Pygeum uses, both traditional and modern, are primarily restricted to medicinal remedies made from the bark. Although it does bear berries, which some animals enjoy, pygeum's taste, which is bitter and unpleasant, is not generally revered among humankind. Aside from the fruit being eaten by gorillas and some birds, there is little use for pygeum as a foodstuff. Pygeum's uses mainly lie in the pharmaceutical realm, and no other uses for the plant have developed.

Buying

Pygeum products are sold year-round in most locations in Europe, though it is more popular in some countries than in others. Fresh pygeum cannot be easily purchased in Western countries, but pygeum tea and pygeum supplements can be found in some specialized grocery and health food stores. Sold as tablets and capsules, pygeum supplements are particularly prevalent in Europe. Online outlets also carry a wide selection of brands and concentrations to suit individual needs.

Capsules are most commonly available from wholesale retailers or anywhere that herbal supplements are sold.

Plant Biology

Classification

A member of the Rosaceae or rose family, pygeum plants are tall forest trees that can grow to heights of 120 feet (30 m). It is also classified into the Prunus genus, which includes innumerable species of flowering plants, a few of which are very familiar; namely peaches, plums, and nectarines. Along with Prunus africana, several other species of Prunus also have medicinal value, including P. spinosa (blackthorn). The oblong leaves are glossy and dark green in color, and have minute serrations along the edges. It bears small white flowers in elongated clusters that are then followed by reddish-brown berries, which are usually around 0.4 inches (10 mm) in diameter.

Varieties and Subspecies of Pygeum

Botanists have not identified any distinct subspecies or varieties of pygeum. Prunus africana is sometimes referred to by its botanical synonym, Pygeum africanum.

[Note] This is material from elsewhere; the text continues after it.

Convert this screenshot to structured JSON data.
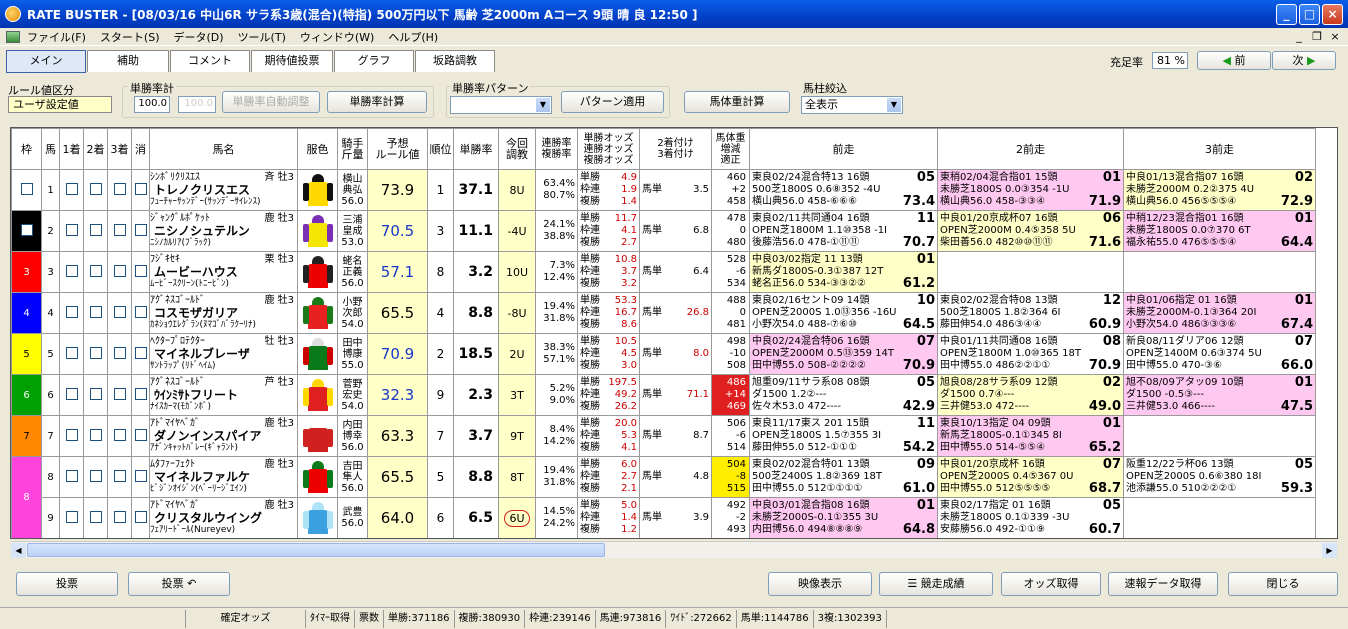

Growing

Quick Facts (Growing)
  • Life cycleBiennial
  • Growing habitatHumid regions, Tropical rainforests
  • Growing time15 years

Pygeum trees are mostly confined to tropical climates, and their natural population has been damaged further by their slow growth – it takes approximately 15 years after planting for the bark to be used – and by the dominance of crash-and-burn harvesting practices in their native region. It grows best in moist environments and humid semi-highlands.

As part of recent preservation efforts, pygeum trees have been favored as part of agroforestry programs and as an alternative for reforestation. Pygeum adapts well if planted alongside coffee and cacao, which can also be harvested sooner and produce revenue until pygeum is ready to harvest. Alternatively, planting it alongside other faster-growing timber species can also boost the economic value of the land.

Additional Information

Economic Data

In the last 20 years, the pygeum market has seen a massive increase, and this large-scale harvesting of trees has driven the wild plant to be classified as vulnerable - that is, to the brink of endangerment unless the circumstances around its reproduction improve considerably. The pygeum tree has been intensively farmed for the European pharmaceutical industry, and because wild pygeum is becoming rarer, a commercial farming industry has been developed for pygeum trading. In France, the bark extract is particularly popular, and pygeum products are normally prescribed over surgery for BPH.

Pygeum is nearly endangered due to its slow growth rate and extensive use in the pharmaceutical industry.

Bibliography